The lawsuit takes aim at companies that pay Amazon customers to write and post reviews.
The home goods retailer opens stores and e-commerce sites for each of its four brands.
Williams-Sonoma Inc. simultaneously launched e-commerce and bricks-and-mortar stores in Australia earlier this month. Four e-retail sites for four of the home goods retailers’ brands—Pottery Barn, Pottery Barn Kids, West Elm and Williams-Sonoma—launched May 2. Williams-Sonoma also opened four matching bricks-and-mortar stores in Bondi Junction, a suburb of Sydney. The stores are the retailer’s first company-owned and operated stores outside the United States.

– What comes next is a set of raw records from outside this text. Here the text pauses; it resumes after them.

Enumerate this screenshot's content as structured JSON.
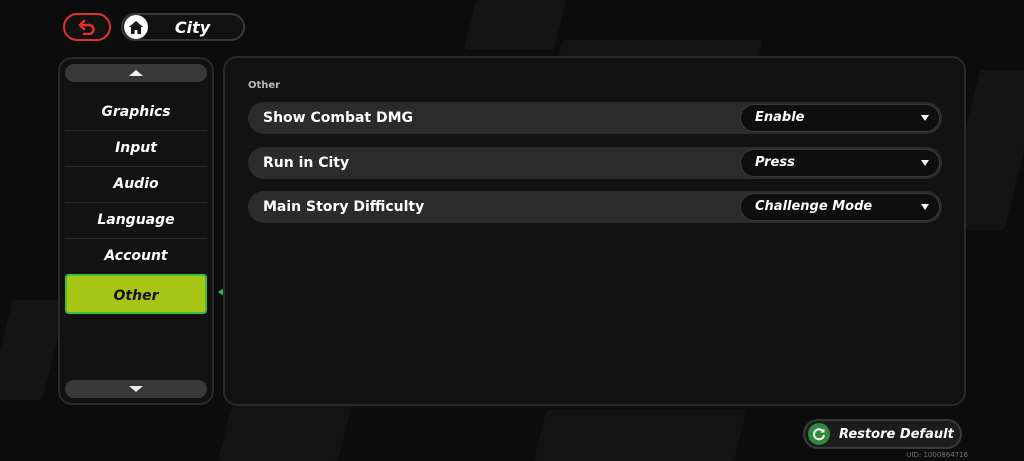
{
  "header": {
    "back_icon": "back-arrow-icon",
    "breadcrumb_icon": "home-icon",
    "breadcrumb_label": "City"
  },
  "sidebar": {
    "items": [
      {
        "label": "Graphics"
      },
      {
        "label": "Input"
      },
      {
        "label": "Audio"
      },
      {
        "label": "Language"
      },
      {
        "label": "Account"
      },
      {
        "label": "Other",
        "active": true
      }
    ]
  },
  "main": {
    "section_title": "Other",
    "settings": [
      {
        "label": "Show Combat DMG",
        "value": "Enable"
      },
      {
        "label": "Run in City",
        "value": "Press"
      },
      {
        "label": "Main Story Difficulty",
        "value": "Challenge Mode"
      }
    ]
  },
  "footer": {
    "restore_label": "Restore Default",
    "uid": "UID: 1000864716"
  },
  "colors": {
    "accent": "#a6c514",
    "arrow": "#2db84a",
    "back": "#e0322f"
  }
}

The e-commerce sites are built and operated on NetSuite Inc.’s e-commerce platform, SuiteCommerce. The stores, too, though an integration at point-of-sale terminals, allow Williams-Sonoma to incorporate store sales data into the NetSuite software, as does an integration at call centers, all of which combined provides the retailer from day one with a “fully omnichannel operation,” said Williams-Sonoma chief information officer John Strain this morning at the NetSuite SuiteWorld conference in San Jose, CA.
“We wanted to go out with everything,” Strain said.
It took Williams-Sonoma about 10 months to prepare the retail stores for opening. It took three months to get the e-commerce sites ready to go—significantly faster than Williams-Sonoma could develop the sites themselves. Strain estimated it would have taken the retailer three years to develop what it wanted on the platform it uses for operations in the United States; Williams-Sonoma built and maintains that platform in-house.
He said he felt the web-based NetSuite platform offers features that are as good, and sometimes better, than what Williams-Sonoma developed on its own. He also said building on the vendor’s platform mitigated some of the risk the retailer otherwise would have had to shoulder if it tried to develop the systems itself.
The technology to gather the point-of-sale data inside store comes from Retail Anywhere, which NetSuite bought in January. The retailer’s call center for the Australian market also incorporates NetSuite’s customer relationship management technology. Having all these pieces flow through the NetSuite platform means Williams-Sonoma will be able to have one customer record for each customer no matter which channel a customer uses to shop with the retailer, said Zach Nelson, NetSuite’s CEO. “The system recognizes the customer no matter where they interact with you,” he said.
Williams-Sonoma is No. 22 in the 2013 edition of Internet Retailer’s Top 500 Guide.